Performance

By opening night, we were ready. We had rehearsed the choreography over and over, both in technique class and in rehearsal. We had begun to feel like a family after spending so much time together. Although we were all nervous, opening night felt like heaven. Our fellow students filled the audience to support us. The lights shone brightly, and the angelic sounds of the Shaker hymns echoed throughout the theater. As we danced, our long, white capes swished around us. There was a calm sense of exhilaration among us, as though our hearts were waiting calmly to burst from our chests. As we took our bows in front of cheering friends and family, I knew once again that I was born to dance.

Through this incredible experience, I was able to perform the work of a world-renowned choreographer. I met a group of young, talented dancers from across the world that I will surely encounter again. I also worked with two seasoned dancers, Okamota and Brady, who were able to give me valuable feedback and advice. In addition, I learned the value of “admiring and inspiring,” instead of “comparing and despairing.” When I’m dancing alongside such talented individuals, it’s difficult not to compare myself to them. Through the process of setting this work, I began to find inspiration in my peers and to learn from their strengths and successes. Finally, I learned how to release within control. As someone working with a lot of ballet technique, it’s difficult to let go and relax. But Tharp’s work required me to use my strength and alignment, while finding freedom in the upper body.
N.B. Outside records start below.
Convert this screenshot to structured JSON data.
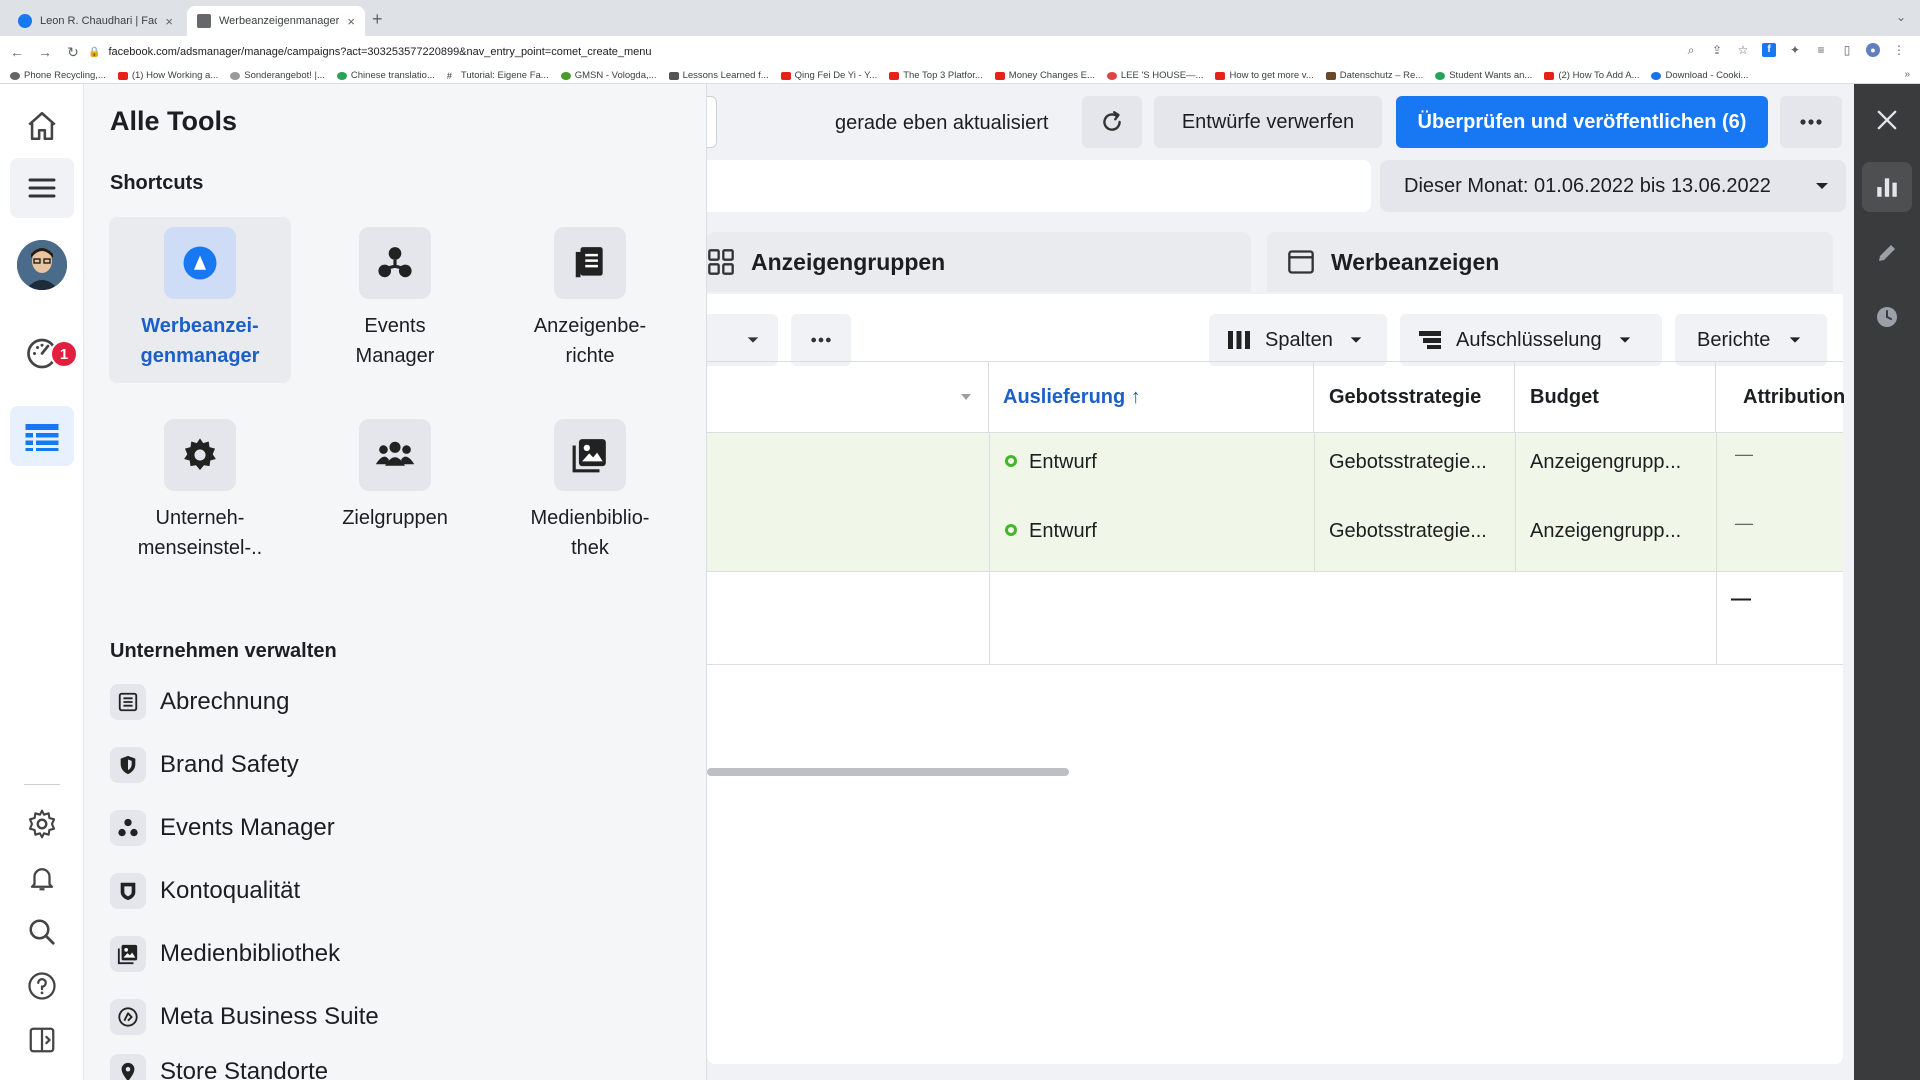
{
  "browser": {
    "tabs": [
      {
        "title": "Leon R. Chaudhari | Facebook",
        "active": false
      },
      {
        "title": "Werbeanzeigenmanager - Wer",
        "active": true
      }
    ],
    "url": "facebook.com/adsmanager/manage/campaigns?act=303253577220899&nav_entry_point=comet_create_menu",
    "bookmarks": [
      "Phone Recycling,...",
      "(1) How Working a...",
      "Sonderangebot! |...",
      "Chinese translatio...",
      "Tutorial: Eigene Fa...",
      "GMSN - Vologda,...",
      "Lessons Learned f...",
      "Qing Fei De Yi - Y...",
      "The Top 3 Platfor...",
      "Money Changes E...",
      "LEE 'S HOUSE—...",
      "How to get more v...",
      "Datenschutz – Re...",
      "Student Wants an...",
      "(2) How To Add A...",
      "Download - Cooki..."
    ]
  },
  "leftrail": {
    "notification_count": "1"
  },
  "drawer": {
    "title": "Alle Tools",
    "shortcuts_title": "Shortcuts",
    "shortcuts": [
      {
        "label": "Werbeanzei-\ngenmanager",
        "icon": "adsmanager-icon"
      },
      {
        "label": "Events\nManager",
        "icon": "events-manager-icon"
      },
      {
        "label": "Anzeigenbe-\nrichte",
        "icon": "ad-reports-icon"
      },
      {
        "label": "Unterneh-\nmenseinstel-..",
        "icon": "gear-icon"
      },
      {
        "label": "Zielgruppen",
        "icon": "audiences-icon"
      },
      {
        "label": "Medienbiblio-\nthek",
        "icon": "media-library-icon"
      }
    ],
    "manage_title": "Unternehmen verwalten",
    "manage_items": [
      {
        "label": "Abrechnung",
        "icon": "billing-icon"
      },
      {
        "label": "Brand Safety",
        "icon": "shield-icon"
      },
      {
        "label": "Events Manager",
        "icon": "events-manager-icon"
      },
      {
        "label": "Kontoqualität",
        "icon": "account-quality-icon"
      },
      {
        "label": "Medienbibliothek",
        "icon": "media-library-icon"
      },
      {
        "label": "Meta Business Suite",
        "icon": "business-suite-icon"
      },
      {
        "label": "Store Standorte",
        "icon": "location-icon"
      }
    ]
  },
  "content": {
    "status_text": "gerade eben aktualisiert",
    "discard_label": "Entwürfe verwerfen",
    "publish_label": "Überprüfen und veröffentlichen (6)",
    "date_range": "Dieser Monat: 01.06.2022 bis 13.06.2022",
    "tabs": {
      "adsets": "Anzeigengruppen",
      "ads": "Werbeanzeigen"
    },
    "toolbar": {
      "columns": "Spalten",
      "breakdown": "Aufschlüsselung",
      "reports": "Berichte"
    },
    "columns": {
      "delivery": "Auslieferung ↑",
      "bid_strategy": "Gebotsstrategie",
      "budget": "Budget",
      "attribution": "Attribution"
    },
    "rows": [
      {
        "delivery": "Entwurf",
        "bid_strategy": "Gebotsstrategie...",
        "budget": "Anzeigengrupp...",
        "attribution": "—"
      },
      {
        "delivery": "Entwurf",
        "bid_strategy": "Gebotsstrategie...",
        "budget": "Anzeigengrupp...",
        "attribution": "—"
      }
    ],
    "summary_attribution": "—"
  },
  "colors": {
    "brand_blue": "#1877f2",
    "selected_text": "#1b5fc7",
    "draft_green": "#42b72a",
    "draft_row": "#f0f7e8",
    "right_rail": "#3a3b3c"
  }
}
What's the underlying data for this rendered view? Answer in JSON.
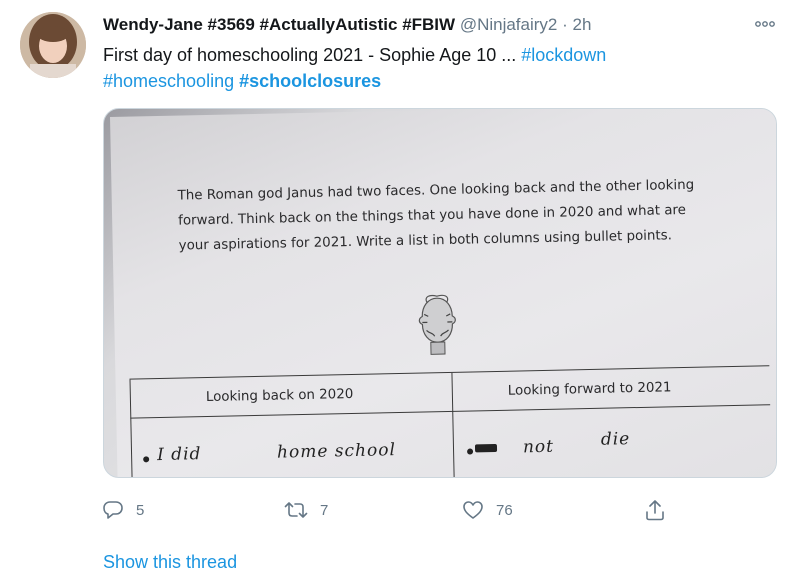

I learned to embrace letting go because I knew I had the strength to pull myself back.